(Data about app and page elements)
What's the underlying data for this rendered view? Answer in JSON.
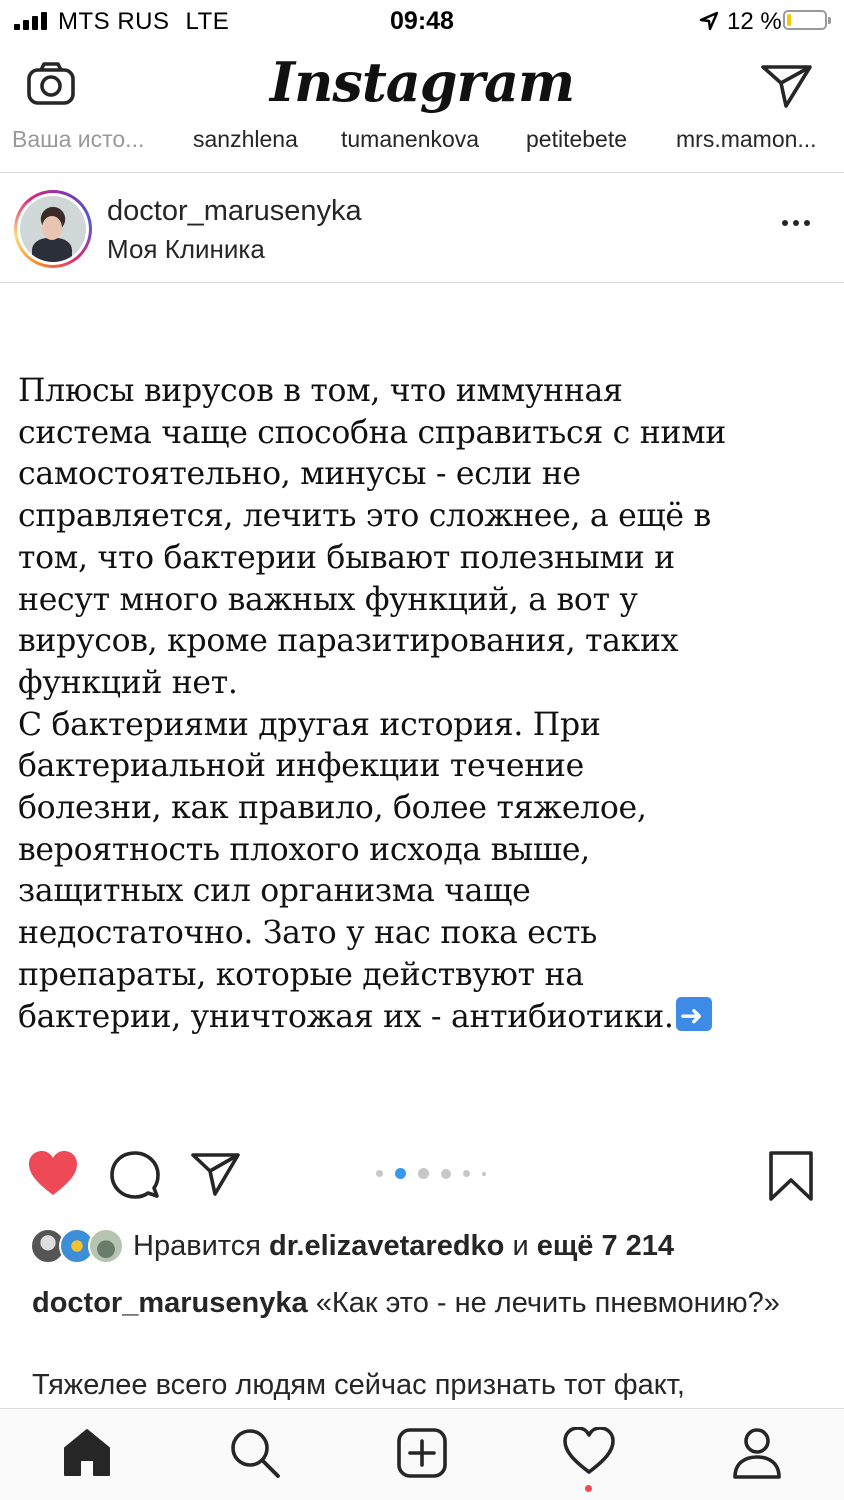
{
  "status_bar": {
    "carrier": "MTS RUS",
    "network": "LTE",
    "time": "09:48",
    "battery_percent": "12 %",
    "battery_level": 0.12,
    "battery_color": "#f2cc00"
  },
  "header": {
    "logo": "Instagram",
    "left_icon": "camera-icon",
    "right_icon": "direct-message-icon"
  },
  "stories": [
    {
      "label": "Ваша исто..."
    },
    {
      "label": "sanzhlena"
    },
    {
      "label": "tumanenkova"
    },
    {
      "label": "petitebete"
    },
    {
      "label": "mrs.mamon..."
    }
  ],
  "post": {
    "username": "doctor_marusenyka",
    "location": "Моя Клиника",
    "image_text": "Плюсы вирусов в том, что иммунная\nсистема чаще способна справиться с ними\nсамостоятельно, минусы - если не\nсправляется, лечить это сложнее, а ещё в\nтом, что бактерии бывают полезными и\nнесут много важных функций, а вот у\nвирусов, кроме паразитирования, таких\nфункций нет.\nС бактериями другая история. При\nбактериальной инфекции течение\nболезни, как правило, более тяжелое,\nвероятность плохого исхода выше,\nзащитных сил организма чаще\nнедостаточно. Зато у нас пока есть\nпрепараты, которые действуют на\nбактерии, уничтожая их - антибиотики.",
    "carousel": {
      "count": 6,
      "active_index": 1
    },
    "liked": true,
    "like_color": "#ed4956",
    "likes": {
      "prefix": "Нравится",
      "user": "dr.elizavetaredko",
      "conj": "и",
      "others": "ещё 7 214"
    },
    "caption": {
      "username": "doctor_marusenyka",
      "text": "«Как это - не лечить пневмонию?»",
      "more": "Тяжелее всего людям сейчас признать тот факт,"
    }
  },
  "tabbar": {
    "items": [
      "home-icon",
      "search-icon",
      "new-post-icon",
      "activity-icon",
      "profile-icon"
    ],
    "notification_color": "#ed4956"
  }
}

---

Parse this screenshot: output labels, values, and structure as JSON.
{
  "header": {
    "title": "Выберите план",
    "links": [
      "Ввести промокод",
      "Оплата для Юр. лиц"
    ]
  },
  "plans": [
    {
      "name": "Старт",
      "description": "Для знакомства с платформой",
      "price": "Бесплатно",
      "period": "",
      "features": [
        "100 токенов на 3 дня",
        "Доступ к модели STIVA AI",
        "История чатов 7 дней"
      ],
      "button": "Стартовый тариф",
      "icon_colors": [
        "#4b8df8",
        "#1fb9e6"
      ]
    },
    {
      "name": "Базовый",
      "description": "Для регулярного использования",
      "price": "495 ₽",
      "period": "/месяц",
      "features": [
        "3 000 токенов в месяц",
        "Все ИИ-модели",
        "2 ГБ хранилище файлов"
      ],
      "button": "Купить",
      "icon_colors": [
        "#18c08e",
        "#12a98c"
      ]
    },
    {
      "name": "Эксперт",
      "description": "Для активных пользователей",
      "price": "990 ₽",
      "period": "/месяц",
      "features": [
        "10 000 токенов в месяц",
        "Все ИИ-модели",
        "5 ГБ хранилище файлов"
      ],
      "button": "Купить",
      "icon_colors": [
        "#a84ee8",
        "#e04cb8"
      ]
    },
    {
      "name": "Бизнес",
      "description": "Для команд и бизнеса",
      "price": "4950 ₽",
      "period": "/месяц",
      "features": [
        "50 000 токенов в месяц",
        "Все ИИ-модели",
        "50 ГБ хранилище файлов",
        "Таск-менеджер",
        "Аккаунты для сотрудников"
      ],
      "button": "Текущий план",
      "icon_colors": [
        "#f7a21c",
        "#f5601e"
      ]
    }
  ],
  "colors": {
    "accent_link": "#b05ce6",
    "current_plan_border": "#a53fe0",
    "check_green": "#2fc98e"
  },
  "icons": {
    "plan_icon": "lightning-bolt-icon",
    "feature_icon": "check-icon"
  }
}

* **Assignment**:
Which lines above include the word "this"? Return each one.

* **Your solution**:
What's the underlying data for this rendered view? Answer in JSON.
Parse this screenshot: output labels, values, and structure as JSON.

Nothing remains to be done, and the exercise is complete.